    • O33 - Economic Development, Innovation, Technological Change, and Growth - - Innovation; Research and Development; Technological Change; Intellectual Property Rights - - - Technological Change: Choices and Consequences; Diffusion Processes

    NEP fields

    This paper has been announced in the following NEP Reports:


    Access and download statistics


    All material on this site has been provided by the respective publishers and authors. You can help correct errors and omissions. When requesting a correction, please mention this item's handle: RePEc:oec:devaaa:321-en. See general information about how to correct material in RePEc.

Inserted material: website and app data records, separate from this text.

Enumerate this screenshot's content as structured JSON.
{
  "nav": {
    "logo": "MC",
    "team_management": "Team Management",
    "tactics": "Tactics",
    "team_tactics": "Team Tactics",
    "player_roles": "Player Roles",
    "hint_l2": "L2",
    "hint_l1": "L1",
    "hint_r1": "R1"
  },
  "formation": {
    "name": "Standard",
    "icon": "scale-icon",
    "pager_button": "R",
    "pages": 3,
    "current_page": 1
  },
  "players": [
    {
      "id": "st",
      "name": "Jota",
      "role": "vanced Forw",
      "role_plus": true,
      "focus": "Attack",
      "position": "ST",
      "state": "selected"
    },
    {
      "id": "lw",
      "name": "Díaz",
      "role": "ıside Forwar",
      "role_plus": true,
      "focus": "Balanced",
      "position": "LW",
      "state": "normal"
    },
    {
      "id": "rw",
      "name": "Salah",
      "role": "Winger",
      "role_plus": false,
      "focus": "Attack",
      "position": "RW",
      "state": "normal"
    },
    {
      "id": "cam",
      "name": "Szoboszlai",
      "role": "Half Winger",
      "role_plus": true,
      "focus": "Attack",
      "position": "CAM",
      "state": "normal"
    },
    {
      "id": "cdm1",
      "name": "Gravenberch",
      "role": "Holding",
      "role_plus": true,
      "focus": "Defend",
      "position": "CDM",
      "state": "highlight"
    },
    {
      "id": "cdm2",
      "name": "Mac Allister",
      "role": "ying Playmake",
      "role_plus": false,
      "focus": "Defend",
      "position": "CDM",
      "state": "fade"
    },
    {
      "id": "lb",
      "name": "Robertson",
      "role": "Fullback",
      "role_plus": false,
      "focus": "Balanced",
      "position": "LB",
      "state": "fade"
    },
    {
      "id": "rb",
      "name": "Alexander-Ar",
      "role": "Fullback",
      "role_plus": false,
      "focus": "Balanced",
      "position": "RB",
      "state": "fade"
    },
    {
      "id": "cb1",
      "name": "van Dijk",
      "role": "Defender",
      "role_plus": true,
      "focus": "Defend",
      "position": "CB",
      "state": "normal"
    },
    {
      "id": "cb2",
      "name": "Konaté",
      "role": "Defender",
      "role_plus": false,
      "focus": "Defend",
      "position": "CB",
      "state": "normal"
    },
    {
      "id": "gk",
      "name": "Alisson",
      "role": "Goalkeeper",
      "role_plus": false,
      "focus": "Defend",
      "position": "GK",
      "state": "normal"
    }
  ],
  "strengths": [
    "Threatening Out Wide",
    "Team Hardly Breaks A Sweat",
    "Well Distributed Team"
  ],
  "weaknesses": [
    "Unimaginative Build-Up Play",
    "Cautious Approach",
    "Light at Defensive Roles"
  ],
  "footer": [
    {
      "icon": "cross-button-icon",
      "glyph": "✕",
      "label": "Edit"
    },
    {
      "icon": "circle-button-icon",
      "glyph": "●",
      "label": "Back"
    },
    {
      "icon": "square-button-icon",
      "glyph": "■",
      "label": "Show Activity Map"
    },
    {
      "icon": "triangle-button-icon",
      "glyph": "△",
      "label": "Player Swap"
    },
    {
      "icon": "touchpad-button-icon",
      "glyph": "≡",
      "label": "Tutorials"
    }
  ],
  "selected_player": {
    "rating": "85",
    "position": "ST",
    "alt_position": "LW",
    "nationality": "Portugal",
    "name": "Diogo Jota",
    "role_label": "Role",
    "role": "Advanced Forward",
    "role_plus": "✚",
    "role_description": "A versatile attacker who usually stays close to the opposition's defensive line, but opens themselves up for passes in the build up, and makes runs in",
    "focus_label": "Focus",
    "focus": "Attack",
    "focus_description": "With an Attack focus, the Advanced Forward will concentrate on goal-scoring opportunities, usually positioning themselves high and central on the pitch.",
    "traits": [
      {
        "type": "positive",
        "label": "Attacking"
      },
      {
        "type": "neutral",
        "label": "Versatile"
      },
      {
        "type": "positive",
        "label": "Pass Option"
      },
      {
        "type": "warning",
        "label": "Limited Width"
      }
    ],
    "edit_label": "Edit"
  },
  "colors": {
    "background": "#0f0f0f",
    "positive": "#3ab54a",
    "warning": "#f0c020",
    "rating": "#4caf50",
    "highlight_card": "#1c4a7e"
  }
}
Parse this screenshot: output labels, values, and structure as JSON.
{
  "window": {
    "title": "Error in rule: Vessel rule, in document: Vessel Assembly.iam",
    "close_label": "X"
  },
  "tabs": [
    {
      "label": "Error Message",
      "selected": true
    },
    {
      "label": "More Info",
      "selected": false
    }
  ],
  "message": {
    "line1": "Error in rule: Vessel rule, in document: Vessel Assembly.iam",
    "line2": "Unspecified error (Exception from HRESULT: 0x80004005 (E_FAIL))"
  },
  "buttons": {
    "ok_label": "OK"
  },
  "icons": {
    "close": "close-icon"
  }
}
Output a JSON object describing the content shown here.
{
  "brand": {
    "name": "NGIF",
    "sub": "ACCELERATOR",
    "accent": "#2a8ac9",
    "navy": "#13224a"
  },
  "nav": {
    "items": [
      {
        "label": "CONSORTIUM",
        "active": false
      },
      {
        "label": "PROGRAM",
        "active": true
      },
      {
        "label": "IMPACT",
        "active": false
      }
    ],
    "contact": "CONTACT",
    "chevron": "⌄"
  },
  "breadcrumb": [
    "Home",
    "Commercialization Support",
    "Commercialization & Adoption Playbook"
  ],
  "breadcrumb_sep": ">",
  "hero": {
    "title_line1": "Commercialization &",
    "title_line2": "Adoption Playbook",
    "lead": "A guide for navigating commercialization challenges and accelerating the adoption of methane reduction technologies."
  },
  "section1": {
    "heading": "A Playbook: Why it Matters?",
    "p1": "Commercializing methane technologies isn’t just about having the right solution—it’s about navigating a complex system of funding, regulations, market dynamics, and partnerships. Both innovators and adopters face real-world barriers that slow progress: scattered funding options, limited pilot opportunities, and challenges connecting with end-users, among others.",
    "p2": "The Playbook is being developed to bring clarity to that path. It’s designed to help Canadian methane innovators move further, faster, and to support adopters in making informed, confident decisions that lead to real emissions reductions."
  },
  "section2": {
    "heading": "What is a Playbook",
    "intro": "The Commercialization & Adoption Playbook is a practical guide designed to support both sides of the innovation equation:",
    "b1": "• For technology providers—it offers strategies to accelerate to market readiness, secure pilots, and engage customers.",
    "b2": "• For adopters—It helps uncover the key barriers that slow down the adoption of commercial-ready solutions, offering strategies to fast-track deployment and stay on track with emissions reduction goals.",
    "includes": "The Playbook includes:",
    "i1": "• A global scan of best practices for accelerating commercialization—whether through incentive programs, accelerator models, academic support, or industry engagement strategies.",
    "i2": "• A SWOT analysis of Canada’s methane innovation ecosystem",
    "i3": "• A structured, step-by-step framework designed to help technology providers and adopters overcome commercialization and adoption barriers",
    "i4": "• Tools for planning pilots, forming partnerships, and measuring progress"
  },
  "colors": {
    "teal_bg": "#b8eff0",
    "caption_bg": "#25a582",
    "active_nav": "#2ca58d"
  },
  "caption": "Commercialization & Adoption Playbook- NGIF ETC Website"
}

    For technical questions regarding this item, or to correct its authors, title, abstract, bibliographic or download information, contact: (). General contact details of provider: .

    If you have authored this item and are not yet registered with RePEc, we encourage you to do it here. This allows to link your profile to this item. It also allows you to accept potential citations to this item that we are uncertain about.

    If CitEc recognized a reference but did not link an item in RePEc to it, you can help with this form .

    If you know of missing items citing this one, you can help us creating those links by adding the relevant references in the same way as above, for each refering item. If you are a registered author of this item, you may also want to check the "citations" tab in your RePEc Author Service profile, as there may be some citations waiting for confirmation.

    Please note that corrections may take a couple of weeks to filter through the various RePEc services.

    IDEAS is a RePEc service hosted by the Research Division of the Federal Reserve Bank of St. Louis . RePEc uses bibliographic data supplied by the respective publishers.